December 6, 2015: In the south (Aden) the governor of Aden was killed, along with seven of his bodyguards, by an ISIL roadside bomb. This was one of the boldest Islamic terrorist attacks yet and reminded everyone that once the Shia rebels were taken care of, the next priority should be ISIL and AQAP. Islamic terrorism has been a nuisance in Yemen since the 1990s and most Yemenis are done with it.
December 5, 2015: In the south (Aden) Islamic terrorist gunmen murdered a judge and his four bodyguards. The judge had proved immune to bribes and threats and was considered a major threat to captured Islamic terrorists.
Pro-government forces seized several tons of Iranian weapons and ammo be hidden in six trucks carrying commercial goods. The drivers picked up the weapons at a small coastal town in southern Yemen where the shipment had apparently gotten past the Arab/U.S. naval blockade, probably using fishing boats of the numerous small wooden coastal transports.

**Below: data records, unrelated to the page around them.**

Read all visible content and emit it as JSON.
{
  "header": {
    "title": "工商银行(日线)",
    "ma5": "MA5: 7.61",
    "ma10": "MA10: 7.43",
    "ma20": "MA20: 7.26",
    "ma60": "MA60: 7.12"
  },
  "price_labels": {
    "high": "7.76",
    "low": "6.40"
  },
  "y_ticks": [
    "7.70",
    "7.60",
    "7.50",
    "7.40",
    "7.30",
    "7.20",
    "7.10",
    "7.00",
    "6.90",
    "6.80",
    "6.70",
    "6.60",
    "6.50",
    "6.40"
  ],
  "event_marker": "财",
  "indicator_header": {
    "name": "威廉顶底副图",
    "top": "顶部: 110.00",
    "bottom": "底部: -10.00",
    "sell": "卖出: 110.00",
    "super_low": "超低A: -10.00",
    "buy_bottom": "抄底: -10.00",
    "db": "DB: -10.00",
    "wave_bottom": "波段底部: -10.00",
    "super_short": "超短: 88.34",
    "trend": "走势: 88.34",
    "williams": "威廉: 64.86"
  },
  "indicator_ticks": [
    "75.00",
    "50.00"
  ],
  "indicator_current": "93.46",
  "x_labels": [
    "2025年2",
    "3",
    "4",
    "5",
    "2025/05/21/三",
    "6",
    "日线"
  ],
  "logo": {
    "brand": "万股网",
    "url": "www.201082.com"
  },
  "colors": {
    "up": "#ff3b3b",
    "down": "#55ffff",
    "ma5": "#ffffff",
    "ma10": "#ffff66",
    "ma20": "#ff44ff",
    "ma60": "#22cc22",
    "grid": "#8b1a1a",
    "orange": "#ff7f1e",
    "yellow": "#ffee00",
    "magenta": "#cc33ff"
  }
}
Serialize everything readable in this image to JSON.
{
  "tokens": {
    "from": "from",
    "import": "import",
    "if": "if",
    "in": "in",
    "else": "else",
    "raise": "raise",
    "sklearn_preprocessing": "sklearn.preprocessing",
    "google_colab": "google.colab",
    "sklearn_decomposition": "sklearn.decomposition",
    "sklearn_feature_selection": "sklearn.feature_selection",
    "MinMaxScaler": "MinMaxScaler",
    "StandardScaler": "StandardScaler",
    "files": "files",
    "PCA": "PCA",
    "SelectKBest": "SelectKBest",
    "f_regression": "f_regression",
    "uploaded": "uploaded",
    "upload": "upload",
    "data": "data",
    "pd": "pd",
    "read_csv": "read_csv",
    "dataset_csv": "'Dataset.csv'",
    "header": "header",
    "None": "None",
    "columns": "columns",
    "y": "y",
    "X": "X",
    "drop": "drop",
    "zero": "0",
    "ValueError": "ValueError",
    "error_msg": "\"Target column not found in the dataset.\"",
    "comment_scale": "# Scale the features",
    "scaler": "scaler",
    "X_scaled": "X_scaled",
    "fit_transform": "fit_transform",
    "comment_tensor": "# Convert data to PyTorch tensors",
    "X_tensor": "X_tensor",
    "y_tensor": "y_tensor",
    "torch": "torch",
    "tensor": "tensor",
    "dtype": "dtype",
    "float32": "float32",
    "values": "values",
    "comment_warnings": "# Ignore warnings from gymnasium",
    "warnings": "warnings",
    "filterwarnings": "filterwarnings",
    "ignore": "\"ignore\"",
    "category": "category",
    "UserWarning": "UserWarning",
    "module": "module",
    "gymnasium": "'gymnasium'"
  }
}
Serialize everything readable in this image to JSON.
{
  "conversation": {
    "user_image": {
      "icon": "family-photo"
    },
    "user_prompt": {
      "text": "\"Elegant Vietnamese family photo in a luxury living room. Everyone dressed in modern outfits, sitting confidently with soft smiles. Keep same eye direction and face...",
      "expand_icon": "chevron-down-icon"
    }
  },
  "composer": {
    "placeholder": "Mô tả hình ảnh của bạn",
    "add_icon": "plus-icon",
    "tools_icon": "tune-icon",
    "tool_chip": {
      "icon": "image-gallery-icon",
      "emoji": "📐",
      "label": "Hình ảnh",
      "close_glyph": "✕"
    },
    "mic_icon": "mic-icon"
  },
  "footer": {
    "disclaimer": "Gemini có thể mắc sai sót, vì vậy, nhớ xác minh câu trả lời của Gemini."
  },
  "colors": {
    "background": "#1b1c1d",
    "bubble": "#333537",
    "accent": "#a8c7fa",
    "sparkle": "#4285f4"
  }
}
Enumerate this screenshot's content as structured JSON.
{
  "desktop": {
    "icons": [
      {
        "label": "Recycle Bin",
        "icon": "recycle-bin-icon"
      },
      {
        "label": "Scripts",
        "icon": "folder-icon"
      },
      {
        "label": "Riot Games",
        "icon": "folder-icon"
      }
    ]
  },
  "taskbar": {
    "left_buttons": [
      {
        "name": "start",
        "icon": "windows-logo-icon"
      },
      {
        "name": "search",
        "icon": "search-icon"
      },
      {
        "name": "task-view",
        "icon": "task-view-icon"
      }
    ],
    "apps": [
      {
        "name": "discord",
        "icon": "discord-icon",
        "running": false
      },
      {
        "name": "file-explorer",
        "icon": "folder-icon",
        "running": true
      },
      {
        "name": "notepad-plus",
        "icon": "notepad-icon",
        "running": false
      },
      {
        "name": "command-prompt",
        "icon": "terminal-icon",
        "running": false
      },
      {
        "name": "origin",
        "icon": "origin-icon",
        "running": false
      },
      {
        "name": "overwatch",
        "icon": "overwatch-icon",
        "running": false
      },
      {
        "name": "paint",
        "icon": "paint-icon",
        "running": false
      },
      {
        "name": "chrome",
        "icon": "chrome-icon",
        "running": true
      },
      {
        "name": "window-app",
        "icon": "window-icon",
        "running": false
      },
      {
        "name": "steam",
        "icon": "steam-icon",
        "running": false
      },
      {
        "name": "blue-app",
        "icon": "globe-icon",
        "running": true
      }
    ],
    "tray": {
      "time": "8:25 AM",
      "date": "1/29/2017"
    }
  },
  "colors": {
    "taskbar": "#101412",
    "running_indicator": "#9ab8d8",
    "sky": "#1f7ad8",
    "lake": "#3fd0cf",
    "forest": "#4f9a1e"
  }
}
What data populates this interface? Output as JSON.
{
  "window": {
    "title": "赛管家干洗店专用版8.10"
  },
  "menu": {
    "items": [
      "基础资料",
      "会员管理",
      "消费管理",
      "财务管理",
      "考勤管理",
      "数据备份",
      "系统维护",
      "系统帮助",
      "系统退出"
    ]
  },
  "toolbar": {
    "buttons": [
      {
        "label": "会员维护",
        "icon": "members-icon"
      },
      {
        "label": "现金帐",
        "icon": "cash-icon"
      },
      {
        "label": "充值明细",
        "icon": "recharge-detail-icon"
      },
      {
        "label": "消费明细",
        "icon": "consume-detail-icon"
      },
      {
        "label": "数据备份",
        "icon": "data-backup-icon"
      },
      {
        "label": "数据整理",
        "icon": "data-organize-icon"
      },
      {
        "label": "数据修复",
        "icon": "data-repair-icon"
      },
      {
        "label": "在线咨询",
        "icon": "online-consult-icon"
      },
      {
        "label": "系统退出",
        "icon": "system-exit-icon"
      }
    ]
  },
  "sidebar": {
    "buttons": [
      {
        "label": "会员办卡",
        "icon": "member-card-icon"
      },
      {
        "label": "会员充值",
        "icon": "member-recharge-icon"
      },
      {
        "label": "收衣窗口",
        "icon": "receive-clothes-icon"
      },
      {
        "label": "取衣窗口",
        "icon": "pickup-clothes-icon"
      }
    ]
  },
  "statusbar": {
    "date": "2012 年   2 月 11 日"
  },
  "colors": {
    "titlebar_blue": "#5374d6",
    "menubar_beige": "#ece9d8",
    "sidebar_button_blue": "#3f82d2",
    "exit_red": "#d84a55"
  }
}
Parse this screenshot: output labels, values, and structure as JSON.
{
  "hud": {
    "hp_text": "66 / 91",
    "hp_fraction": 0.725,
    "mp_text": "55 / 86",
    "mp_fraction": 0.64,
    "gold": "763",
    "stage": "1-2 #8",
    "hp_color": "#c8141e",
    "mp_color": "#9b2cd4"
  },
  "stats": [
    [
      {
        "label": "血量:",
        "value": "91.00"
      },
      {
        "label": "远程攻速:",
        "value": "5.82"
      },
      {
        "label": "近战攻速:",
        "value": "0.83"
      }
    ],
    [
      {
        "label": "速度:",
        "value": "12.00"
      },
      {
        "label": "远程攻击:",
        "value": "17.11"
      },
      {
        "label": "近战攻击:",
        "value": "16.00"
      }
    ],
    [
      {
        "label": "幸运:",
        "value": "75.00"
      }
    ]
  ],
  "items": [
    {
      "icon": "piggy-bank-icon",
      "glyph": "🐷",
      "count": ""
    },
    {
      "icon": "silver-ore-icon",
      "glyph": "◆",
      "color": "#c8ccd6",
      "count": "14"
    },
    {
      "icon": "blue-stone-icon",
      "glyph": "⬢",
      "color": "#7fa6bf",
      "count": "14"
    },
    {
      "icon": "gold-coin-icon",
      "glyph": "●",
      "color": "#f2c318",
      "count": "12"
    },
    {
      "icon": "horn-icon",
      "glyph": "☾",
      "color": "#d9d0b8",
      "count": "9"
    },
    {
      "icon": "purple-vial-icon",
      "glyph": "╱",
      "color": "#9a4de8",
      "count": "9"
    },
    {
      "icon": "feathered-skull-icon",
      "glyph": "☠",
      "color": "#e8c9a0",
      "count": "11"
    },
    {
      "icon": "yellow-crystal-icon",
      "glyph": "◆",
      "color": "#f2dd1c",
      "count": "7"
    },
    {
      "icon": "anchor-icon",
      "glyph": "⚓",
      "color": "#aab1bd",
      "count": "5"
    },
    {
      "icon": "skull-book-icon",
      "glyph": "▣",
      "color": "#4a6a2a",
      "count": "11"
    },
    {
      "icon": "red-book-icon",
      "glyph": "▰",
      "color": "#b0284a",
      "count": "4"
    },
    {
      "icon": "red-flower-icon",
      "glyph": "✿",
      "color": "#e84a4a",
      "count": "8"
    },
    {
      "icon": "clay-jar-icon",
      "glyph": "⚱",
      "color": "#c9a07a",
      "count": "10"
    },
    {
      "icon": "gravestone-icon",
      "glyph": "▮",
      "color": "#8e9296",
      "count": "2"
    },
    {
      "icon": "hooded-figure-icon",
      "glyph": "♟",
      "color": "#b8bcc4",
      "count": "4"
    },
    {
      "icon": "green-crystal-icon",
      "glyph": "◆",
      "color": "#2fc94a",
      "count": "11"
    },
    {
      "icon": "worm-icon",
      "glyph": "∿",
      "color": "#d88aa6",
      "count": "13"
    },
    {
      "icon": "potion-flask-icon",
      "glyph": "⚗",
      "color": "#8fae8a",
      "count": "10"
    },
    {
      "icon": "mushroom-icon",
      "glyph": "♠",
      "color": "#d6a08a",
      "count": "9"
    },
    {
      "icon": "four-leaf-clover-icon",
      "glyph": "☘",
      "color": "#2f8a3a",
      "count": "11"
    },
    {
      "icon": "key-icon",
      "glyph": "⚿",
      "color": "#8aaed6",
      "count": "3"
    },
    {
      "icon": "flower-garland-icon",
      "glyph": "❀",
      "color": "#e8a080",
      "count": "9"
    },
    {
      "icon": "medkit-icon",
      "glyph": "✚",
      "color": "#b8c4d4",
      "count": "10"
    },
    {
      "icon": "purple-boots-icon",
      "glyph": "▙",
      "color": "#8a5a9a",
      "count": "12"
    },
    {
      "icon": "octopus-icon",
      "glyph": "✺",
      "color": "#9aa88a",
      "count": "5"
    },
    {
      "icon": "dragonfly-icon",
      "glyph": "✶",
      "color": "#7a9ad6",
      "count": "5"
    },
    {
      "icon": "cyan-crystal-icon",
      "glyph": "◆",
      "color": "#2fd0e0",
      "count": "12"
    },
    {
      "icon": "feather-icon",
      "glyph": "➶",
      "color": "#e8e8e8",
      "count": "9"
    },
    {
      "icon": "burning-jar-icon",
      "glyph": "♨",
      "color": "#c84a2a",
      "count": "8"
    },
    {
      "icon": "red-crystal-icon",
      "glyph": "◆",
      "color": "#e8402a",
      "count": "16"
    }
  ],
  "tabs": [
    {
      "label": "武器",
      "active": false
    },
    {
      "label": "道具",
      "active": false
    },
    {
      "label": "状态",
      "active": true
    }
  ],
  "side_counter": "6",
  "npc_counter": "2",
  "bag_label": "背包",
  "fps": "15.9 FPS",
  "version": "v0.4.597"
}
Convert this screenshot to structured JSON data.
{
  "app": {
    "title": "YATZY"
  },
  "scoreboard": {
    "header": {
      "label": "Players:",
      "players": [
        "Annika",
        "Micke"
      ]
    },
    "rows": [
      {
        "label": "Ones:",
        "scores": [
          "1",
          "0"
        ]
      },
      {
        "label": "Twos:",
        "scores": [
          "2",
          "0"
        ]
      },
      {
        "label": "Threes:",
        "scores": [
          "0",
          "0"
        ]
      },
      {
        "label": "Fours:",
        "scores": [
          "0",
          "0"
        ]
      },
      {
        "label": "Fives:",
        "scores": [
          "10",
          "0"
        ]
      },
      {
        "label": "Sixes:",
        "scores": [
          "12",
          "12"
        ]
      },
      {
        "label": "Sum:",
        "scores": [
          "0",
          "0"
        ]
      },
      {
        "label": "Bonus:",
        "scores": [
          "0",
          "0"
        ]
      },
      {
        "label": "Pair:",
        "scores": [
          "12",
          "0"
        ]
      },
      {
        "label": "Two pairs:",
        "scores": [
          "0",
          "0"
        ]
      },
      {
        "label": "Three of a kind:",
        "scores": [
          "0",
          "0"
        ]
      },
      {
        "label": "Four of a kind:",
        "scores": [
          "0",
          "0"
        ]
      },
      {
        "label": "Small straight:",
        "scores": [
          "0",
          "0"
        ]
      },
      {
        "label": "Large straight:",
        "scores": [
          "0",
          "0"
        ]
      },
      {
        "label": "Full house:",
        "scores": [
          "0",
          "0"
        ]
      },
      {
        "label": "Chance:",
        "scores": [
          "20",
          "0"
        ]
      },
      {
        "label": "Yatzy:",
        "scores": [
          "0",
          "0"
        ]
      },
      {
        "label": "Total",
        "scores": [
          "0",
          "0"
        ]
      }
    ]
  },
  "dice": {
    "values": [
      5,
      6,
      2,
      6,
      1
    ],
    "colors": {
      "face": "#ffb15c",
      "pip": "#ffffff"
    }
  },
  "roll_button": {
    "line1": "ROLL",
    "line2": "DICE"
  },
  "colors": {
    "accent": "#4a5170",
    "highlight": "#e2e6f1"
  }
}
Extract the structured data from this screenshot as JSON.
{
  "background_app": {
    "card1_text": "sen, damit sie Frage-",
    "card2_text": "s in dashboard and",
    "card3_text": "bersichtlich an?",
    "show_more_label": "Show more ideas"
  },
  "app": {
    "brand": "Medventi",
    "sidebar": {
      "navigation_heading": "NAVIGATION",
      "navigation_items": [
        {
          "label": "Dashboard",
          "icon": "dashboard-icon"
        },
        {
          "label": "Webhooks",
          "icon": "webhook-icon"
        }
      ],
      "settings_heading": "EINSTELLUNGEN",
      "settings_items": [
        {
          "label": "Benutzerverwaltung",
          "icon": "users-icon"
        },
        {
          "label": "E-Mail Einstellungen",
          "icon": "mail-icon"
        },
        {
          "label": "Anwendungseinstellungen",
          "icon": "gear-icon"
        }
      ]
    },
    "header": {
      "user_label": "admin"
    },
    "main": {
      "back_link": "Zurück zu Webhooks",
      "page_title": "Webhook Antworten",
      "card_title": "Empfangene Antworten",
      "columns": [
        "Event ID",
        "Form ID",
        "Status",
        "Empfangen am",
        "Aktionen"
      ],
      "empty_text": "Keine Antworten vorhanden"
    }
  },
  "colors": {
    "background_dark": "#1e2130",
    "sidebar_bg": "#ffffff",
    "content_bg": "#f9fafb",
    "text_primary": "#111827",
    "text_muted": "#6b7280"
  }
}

That blockade has been largely, but obviously not entirely effective. The weapons were headed for the Iran backed Shia rebels.
December 2, 2015: In the south (Abyan province) AQAP fighters briefly occupied the towns of Zinjibar and Jaar. Both these towns are about 50 kilometers east of Aden. This sort of thing forces the pro-government forces to devote a lot of men to garrisoning towns in areas where Islamic terrorists are active. This means most of the southeast.
December 1, 2015: In the north Shia rebels clashed with Saudi troops on the border in several incidents. The Saudis reported three soldiers died in the southwest (Jizan province). So far this year about 80 Saudis, mostly military and police, have died in this border violence.
November 28, 2015: Off the south coast Arab coalition warplanes attacked and destroyed a cargo ship carrying weapons for the Shia rebels. There have been several attacks like this recently as Iran continues its efforts to smuggle weapons to the Shia rebels. Iran know that if you offer a high enough fee smugglers will take extraordinary risks to deliver the goods. A growing number of these ships are not getting through, but some still do.
November 26, 2015: The UAE sent 400 men from its mercenary brigade to join the fighting in Yemen. These are combat experienced professionals who are apparently getting a hefty bonus to speed things up in Yemen. The UAE brigade dates back to 2011 when the UAE formed a battalion of 800 troops composed of Western contractors who were already combat veterans. This force was recruited from men who had combat experience and were then trained as a counter-terrorism and rapid reaction force. This “contractor” battalion was but a small portion of the many foreigners already serving in the UAE armed forces. Hiring foreign mercenaries, to ensure that the rulers are protected by troops who are the most skilled and reliable, is an old custom in the region. Actually, it used to be a widespread practice. Some Western nations, like the Vatican, still retains foreign mercenaries. In this case, it's the Swiss Guards, which the popes have been using for over 500 years ago, because the locals were too often unreliable.